= Work to be completed =
Determine how many lines of the entries include the word "kind", and report that number with no further text.

Dataset excerpts:
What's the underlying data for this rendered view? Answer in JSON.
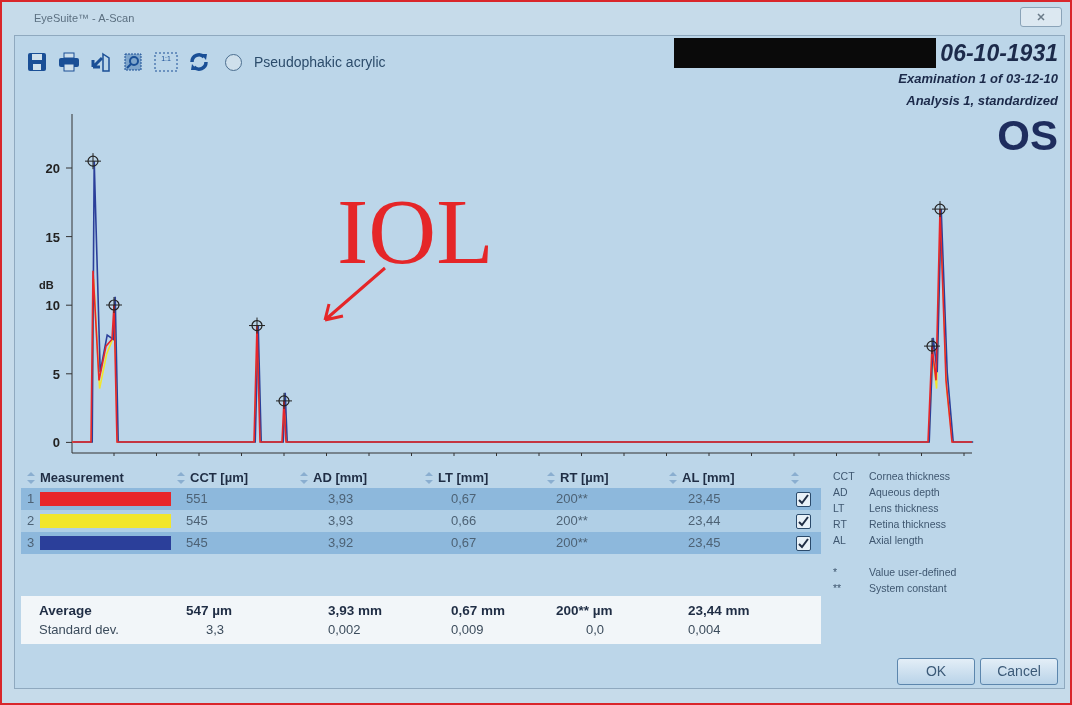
{
  "window": {
    "title": "EyeSuite™ - A-Scan"
  },
  "toolbar": [
    {
      "kind": "save"
    },
    {
      "kind": "print"
    },
    {
      "kind": "export"
    },
    {
      "kind": "zoom"
    },
    {
      "kind": "actual-size",
      "label": "1:1"
    },
    {
      "kind": "refresh"
    }
  ],
  "lens_option": {
    "label": "Pseudophakic acrylic",
    "selected": false
  },
  "header": {
    "date": "06-10-1931",
    "examination": "Examination 1 of 03-12-10",
    "analysis": "Analysis 1, standardized",
    "eye": "OS"
  },
  "chart": {
    "ylabel": "dB",
    "yticks": [
      "20",
      "15",
      "10",
      "5",
      "0"
    ]
  },
  "annotation": {
    "text": "IOL"
  },
  "table": {
    "columns": [
      "Measurement",
      "CCT [µm]",
      "AD [mm]",
      "LT [mm]",
      "RT [µm]",
      "AL [mm]"
    ],
    "rows": [
      {
        "index": "1",
        "color": "#e8262a",
        "cct": "551",
        "ad": "3,93",
        "lt": "0,67",
        "rt": "200**",
        "al": "23,45",
        "checked": true
      },
      {
        "index": "2",
        "color": "#f2e62a",
        "cct": "545",
        "ad": "3,93",
        "lt": "0,66",
        "rt": "200**",
        "al": "23,44",
        "checked": true
      },
      {
        "index": "3",
        "color": "#2b3f9a",
        "cct": "545",
        "ad": "3,92",
        "lt": "0,67",
        "rt": "200**",
        "al": "23,45",
        "checked": true
      }
    ]
  },
  "summary": [
    {
      "label": "Average",
      "values": [
        "547 µm",
        "3,93 mm",
        "0,67 mm",
        "200** µm",
        "23,44 mm"
      ]
    },
    {
      "label": "Standard dev.",
      "values": [
        "3,3",
        "0,002",
        "0,009",
        "0,0",
        "0,004"
      ]
    }
  ],
  "legend": [
    {
      "abbr": "CCT",
      "text": "Cornea thickness"
    },
    {
      "abbr": "AD",
      "text": "Aqueous depth"
    },
    {
      "abbr": "LT",
      "text": "Lens thickness"
    },
    {
      "abbr": "RT",
      "text": "Retina thickness"
    },
    {
      "abbr": "AL",
      "text": "Axial length"
    }
  ],
  "notes": [
    {
      "mark": "*",
      "text": "Value user-defined"
    },
    {
      "mark": "**",
      "text": "System constant"
    }
  ],
  "buttons": [
    "OK",
    "Cancel"
  ]
}
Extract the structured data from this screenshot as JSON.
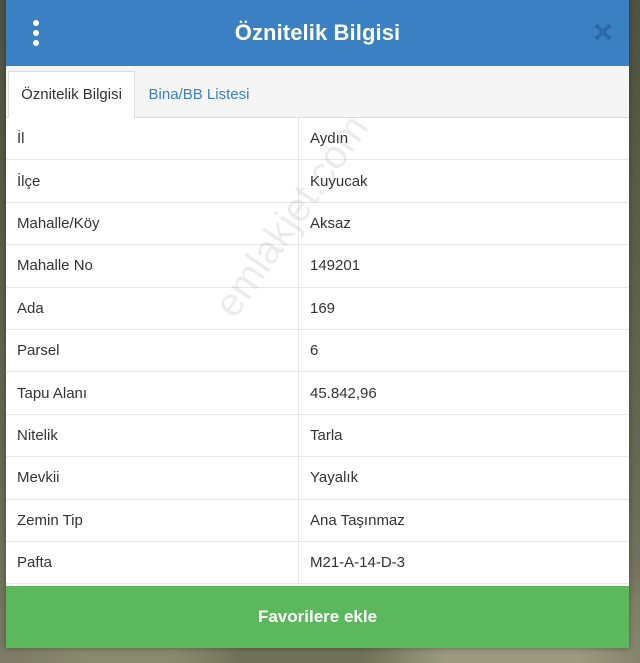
{
  "dialog": {
    "title": "Öznitelik Bilgisi",
    "favorite_button_label": "Favorilere ekle"
  },
  "tabs": [
    {
      "label": "Öznitelik Bilgisi",
      "active": true
    },
    {
      "label": "Bina/BB Listesi",
      "active": false
    }
  ],
  "rows": [
    {
      "key": "İl",
      "value": "Aydın"
    },
    {
      "key": "İlçe",
      "value": "Kuyucak"
    },
    {
      "key": "Mahalle/Köy",
      "value": "Aksaz"
    },
    {
      "key": "Mahalle No",
      "value": "149201"
    },
    {
      "key": "Ada",
      "value": "169"
    },
    {
      "key": "Parsel",
      "value": "6"
    },
    {
      "key": "Tapu Alanı",
      "value": "45.842,96"
    },
    {
      "key": "Nitelik",
      "value": "Tarla"
    },
    {
      "key": "Mevkii",
      "value": "Yayalık"
    },
    {
      "key": "Zemin Tip",
      "value": "Ana Taşınmaz"
    },
    {
      "key": "Pafta",
      "value": "M21-A-14-D-3"
    }
  ],
  "watermark": "emlakjet.com",
  "icons": {
    "menu": "vertical-dots-menu-icon",
    "close": "close-x-icon"
  },
  "colors": {
    "header": "#3a80c2",
    "button": "#5cb85c",
    "tab_link": "#3a80c2"
  }
}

= Response area =
6